What is needed here is every entry, retyped exactly.

Web page and app entries:

*** Block opens ***

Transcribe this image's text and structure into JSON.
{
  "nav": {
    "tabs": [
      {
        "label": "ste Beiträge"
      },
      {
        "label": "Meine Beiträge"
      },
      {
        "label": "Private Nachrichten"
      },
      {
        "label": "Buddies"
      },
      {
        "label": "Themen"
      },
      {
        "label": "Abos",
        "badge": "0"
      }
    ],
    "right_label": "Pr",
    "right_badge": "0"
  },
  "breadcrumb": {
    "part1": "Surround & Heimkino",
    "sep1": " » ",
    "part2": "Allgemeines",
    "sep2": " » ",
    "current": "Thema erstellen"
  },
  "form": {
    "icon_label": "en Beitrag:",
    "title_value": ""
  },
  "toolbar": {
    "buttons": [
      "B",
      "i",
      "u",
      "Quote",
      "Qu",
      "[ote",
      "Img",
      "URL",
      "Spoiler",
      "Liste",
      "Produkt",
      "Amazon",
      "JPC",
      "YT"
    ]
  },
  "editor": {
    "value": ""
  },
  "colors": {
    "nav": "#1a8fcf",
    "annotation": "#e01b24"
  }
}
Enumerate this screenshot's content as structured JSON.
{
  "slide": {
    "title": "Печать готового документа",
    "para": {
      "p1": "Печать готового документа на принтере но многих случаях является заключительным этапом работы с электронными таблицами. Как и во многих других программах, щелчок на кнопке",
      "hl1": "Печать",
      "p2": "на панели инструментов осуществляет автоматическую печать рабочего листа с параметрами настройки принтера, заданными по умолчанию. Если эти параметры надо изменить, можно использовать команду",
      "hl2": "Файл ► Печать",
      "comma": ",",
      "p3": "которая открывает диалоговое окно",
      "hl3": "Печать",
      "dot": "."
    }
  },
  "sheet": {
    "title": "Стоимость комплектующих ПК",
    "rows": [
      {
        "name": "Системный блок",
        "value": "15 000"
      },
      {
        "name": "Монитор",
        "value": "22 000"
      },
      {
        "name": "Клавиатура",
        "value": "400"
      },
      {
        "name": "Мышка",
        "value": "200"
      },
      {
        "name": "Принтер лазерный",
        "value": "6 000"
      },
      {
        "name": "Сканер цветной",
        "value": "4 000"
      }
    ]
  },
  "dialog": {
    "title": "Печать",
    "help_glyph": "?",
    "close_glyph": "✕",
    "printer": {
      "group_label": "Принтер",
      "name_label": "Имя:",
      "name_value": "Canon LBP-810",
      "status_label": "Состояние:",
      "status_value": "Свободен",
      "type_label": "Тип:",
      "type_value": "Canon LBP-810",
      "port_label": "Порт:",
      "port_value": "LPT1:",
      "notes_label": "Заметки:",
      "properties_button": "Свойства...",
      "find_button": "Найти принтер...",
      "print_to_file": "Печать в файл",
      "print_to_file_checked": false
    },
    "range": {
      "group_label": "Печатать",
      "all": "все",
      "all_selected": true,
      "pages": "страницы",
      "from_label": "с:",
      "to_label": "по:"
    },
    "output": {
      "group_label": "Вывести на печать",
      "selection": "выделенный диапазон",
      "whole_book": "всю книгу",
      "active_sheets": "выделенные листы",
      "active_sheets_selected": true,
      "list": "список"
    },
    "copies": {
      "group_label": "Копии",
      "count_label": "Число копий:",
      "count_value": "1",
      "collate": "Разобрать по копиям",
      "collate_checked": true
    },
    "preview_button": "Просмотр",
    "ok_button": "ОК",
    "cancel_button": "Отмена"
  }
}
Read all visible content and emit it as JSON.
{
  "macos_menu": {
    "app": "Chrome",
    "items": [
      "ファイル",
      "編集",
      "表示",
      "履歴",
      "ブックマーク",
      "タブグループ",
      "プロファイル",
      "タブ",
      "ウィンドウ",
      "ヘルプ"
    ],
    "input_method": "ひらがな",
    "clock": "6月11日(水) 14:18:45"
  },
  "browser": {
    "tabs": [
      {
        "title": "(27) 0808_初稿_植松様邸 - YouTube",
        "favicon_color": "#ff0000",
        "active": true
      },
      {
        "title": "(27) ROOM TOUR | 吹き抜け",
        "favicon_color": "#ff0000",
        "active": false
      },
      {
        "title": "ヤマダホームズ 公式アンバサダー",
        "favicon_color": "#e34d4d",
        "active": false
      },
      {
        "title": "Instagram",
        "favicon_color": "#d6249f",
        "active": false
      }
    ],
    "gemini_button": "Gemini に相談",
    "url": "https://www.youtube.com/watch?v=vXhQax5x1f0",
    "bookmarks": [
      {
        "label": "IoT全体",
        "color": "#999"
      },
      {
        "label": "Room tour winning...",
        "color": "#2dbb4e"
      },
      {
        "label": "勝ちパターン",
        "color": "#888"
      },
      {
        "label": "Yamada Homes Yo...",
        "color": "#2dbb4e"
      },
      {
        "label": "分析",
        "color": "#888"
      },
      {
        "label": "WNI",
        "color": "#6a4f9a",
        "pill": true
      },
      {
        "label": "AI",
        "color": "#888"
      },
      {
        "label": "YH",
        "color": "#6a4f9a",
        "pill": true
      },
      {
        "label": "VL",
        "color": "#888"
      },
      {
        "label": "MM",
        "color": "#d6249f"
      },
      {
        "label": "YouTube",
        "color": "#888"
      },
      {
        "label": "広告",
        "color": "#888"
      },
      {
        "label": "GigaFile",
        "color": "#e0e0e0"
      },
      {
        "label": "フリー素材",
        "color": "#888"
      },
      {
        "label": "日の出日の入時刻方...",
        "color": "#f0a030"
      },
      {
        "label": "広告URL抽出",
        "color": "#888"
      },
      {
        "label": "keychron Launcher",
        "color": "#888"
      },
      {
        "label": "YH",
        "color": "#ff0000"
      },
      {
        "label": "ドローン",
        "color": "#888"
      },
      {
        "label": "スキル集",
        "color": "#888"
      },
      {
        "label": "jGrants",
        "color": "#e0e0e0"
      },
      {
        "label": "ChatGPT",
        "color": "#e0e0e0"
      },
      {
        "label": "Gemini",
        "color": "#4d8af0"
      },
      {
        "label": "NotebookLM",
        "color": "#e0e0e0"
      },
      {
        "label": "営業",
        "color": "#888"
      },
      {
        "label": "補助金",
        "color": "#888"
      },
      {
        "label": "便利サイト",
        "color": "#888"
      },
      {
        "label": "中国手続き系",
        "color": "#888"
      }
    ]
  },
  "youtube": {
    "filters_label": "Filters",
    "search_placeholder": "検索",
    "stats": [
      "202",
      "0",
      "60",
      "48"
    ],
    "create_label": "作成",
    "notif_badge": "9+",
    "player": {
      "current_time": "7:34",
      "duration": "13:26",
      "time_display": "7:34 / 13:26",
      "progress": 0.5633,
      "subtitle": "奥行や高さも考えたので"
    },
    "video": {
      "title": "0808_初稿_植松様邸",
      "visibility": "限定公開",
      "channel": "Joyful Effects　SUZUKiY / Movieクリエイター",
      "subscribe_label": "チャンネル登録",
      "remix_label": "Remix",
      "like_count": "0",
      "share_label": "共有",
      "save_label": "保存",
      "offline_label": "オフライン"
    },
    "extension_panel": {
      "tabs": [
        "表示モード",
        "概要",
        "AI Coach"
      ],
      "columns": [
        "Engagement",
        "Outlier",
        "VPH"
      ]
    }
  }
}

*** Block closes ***

* **Expected output**:
Transcribe this image's text and structure into JSON.
{
  "nav": {
    "tabs": [
      {
        "label": "ste Beiträge"
      },
      {
        "label": "Meine Beiträge"
      },
      {
        "label": "Private Nachrichten"
      },
      {
        "label": "Buddies"
      },
      {
        "label": "Themen"
      },
      {
        "label": "Abos",
        "badge": "0"
      }
    ],
    "right_label": "Pr",
    "right_badge": "0"
  },
  "breadcrumb": {
    "part1": "Surround & Heimkino",
    "sep1": " » ",
    "part2": "Allgemeines",
    "sep2": " » ",
    "current": "Thema erstellen"
  },
  "form": {
    "icon_label": "en Beitrag:",
    "title_value": ""
  },
  "toolbar": {
    "buttons": [
      "B",
      "i",
      "u",
      "Quote",
      "Qu",
      "[ote",
      "Img",
      "URL",
      "Spoiler",
      "Liste",
      "Produkt",
      "Amazon",
      "JPC",
      "YT"
    ]
  },
  "editor": {
    "value": ""
  },
  "colors": {
    "nav": "#1a8fcf",
    "annotation": "#e01b24"
  }
}
Enumerate this screenshot's content as structured JSON.
{
  "slide": {
    "title": "Печать готового документа",
    "para": {
      "p1": "Печать готового документа на принтере но многих случаях является заключительным этапом работы с электронными таблицами. Как и во многих других программах, щелчок на кнопке",
      "hl1": "Печать",
      "p2": "на панели инструментов осуществляет автоматическую печать рабочего листа с параметрами настройки принтера, заданными по умолчанию. Если эти параметры надо изменить, можно использовать команду",
      "hl2": "Файл ► Печать",
      "comma": ",",
      "p3": "которая открывает диалоговое окно",
      "hl3": "Печать",
      "dot": "."
    }
  },
  "sheet": {
    "title": "Стоимость комплектующих ПК",
    "rows": [
      {
        "name": "Системный блок",
        "value": "15 000"
      },
      {
        "name": "Монитор",
        "value": "22 000"
      },
      {
        "name": "Клавиатура",
        "value": "400"
      },
      {
        "name": "Мышка",
        "value": "200"
      },
      {
        "name": "Принтер лазерный",
        "value": "6 000"
      },
      {
        "name": "Сканер цветной",
        "value": "4 000"
      }
    ]
  },
  "dialog": {
    "title": "Печать",
    "help_glyph": "?",
    "close_glyph": "✕",
    "printer": {
      "group_label": "Принтер",
      "name_label": "Имя:",
      "name_value": "Canon LBP-810",
      "status_label": "Состояние:",
      "status_value": "Свободен",
      "type_label": "Тип:",
      "type_value": "Canon LBP-810",
      "port_label": "Порт:",
      "port_value": "LPT1:",
      "notes_label": "Заметки:",
      "properties_button": "Свойства...",
      "find_button": "Найти принтер...",
      "print_to_file": "Печать в файл",
      "print_to_file_checked": false
    },
    "range": {
      "group_label": "Печатать",
      "all": "все",
      "all_selected": true,
      "pages": "страницы",
      "from_label": "с:",
      "to_label": "по:"
    },
    "output": {
      "group_label": "Вывести на печать",
      "selection": "выделенный диапазон",
      "whole_book": "всю книгу",
      "active_sheets": "выделенные листы",
      "active_sheets_selected": true,
      "list": "список"
    },
    "copies": {
      "group_label": "Копии",
      "count_label": "Число копий:",
      "count_value": "1",
      "collate": "Разобрать по копиям",
      "collate_checked": true
    },
    "preview_button": "Просмотр",
    "ok_button": "ОК",
    "cancel_button": "Отмена"
  }
}
Read all visible content and emit it as JSON.
{
  "macos_menu": {
    "app": "Chrome",
    "items": [
      "ファイル",
      "編集",
      "表示",
      "履歴",
      "ブックマーク",
      "タブグループ",
      "プロファイル",
      "タブ",
      "ウィンドウ",
      "ヘルプ"
    ],
    "input_method": "ひらがな",
    "clock": "6月11日(水) 14:18:45"
  },
  "browser": {
    "tabs": [
      {
        "title": "(27) 0808_初稿_植松様邸 - YouTube",
        "favicon_color": "#ff0000",
        "active": true
      },
      {
        "title": "(27) ROOM TOUR | 吹き抜け",
        "favicon_color": "#ff0000",
        "active": false
      },
      {
        "title": "ヤマダホームズ 公式アンバサダー",
        "favicon_color": "#e34d4d",
        "active": false
      },
      {
        "title": "Instagram",
        "favicon_color": "#d6249f",
        "active": false
      }
    ],
    "gemini_button": "Gemini に相談",
    "url": "https://www.youtube.com/watch?v=vXhQax5x1f0",
    "bookmarks": [
      {
        "label": "IoT全体",
        "color": "#999"
      },
      {
        "label": "Room tour winning...",
        "color": "#2dbb4e"
      },
      {
        "label": "勝ちパターン",
        "color": "#888"
      },
      {
        "label": "Yamada Homes Yo...",
        "color": "#2dbb4e"
      },
      {
        "label": "分析",
        "color": "#888"
      },
      {
        "label": "WNI",
        "color": "#6a4f9a",
        "pill": true
      },
      {
        "label": "AI",
        "color": "#888"
      },
      {
        "label": "YH",
        "color": "#6a4f9a",
        "pill": true
      },
      {
        "label": "VL",
        "color": "#888"
      },
      {
        "label": "MM",
        "color": "#d6249f"
      },
      {
        "label": "YouTube",
        "color": "#888"
      },
      {
        "label": "広告",
        "color": "#888"
      },
      {
        "label": "GigaFile",
        "color": "#e0e0e0"
      },
      {
        "label": "フリー素材",
        "color": "#888"
      },
      {
        "label": "日の出日の入時刻方...",
        "color": "#f0a030"
      },
      {
        "label": "広告URL抽出",
        "color": "#888"
      },
      {
        "label": "keychron Launcher",
        "color": "#888"
      },
      {
        "label": "YH",
        "color": "#ff0000"
      },
      {
        "label": "ドローン",
        "color": "#888"
      },
      {
        "label": "スキル集",
        "color": "#888"
      },
      {
        "label": "jGrants",
        "color": "#e0e0e0"
      },
      {
        "label": "ChatGPT",
        "color": "#e0e0e0"
      },
      {
        "label": "Gemini",
        "color": "#4d8af0"
      },
      {
        "label": "NotebookLM",
        "color": "#e0e0e0"
      },
      {
        "label": "営業",
        "color": "#888"
      },
      {
        "label": "補助金",
        "color": "#888"
      },
      {
        "label": "便利サイト",
        "color": "#888"
      },
      {
        "label": "中国手続き系",
        "color": "#888"
      }
    ]
  },
  "youtube": {
    "filters_label": "Filters",
    "search_placeholder": "検索",
    "stats": [
      "202",
      "0",
      "60",
      "48"
    ],
    "create_label": "作成",
    "notif_badge": "9+",
    "player": {
      "current_time": "7:34",
      "duration": "13:26",
      "time_display": "7:34 / 13:26",
      "progress": 0.5633,
      "subtitle": "奥行や高さも考えたので"
    },
    "video": {
      "title": "0808_初稿_植松様邸",
      "visibility": "限定公開",
      "channel": "Joyful Effects　SUZUKiY / Movieクリエイター",
      "subscribe_label": "チャンネル登録",
      "remix_label": "Remix",
      "like_count": "0",
      "share_label": "共有",
      "save_label": "保存",
      "offline_label": "オフライン"
    },
    "extension_panel": {
      "tabs": [
        "表示モード",
        "概要",
        "AI Coach"
      ],
      "columns": [
        "Engagement",
        "Outlier",
        "VPH"
      ]
    }
  }
}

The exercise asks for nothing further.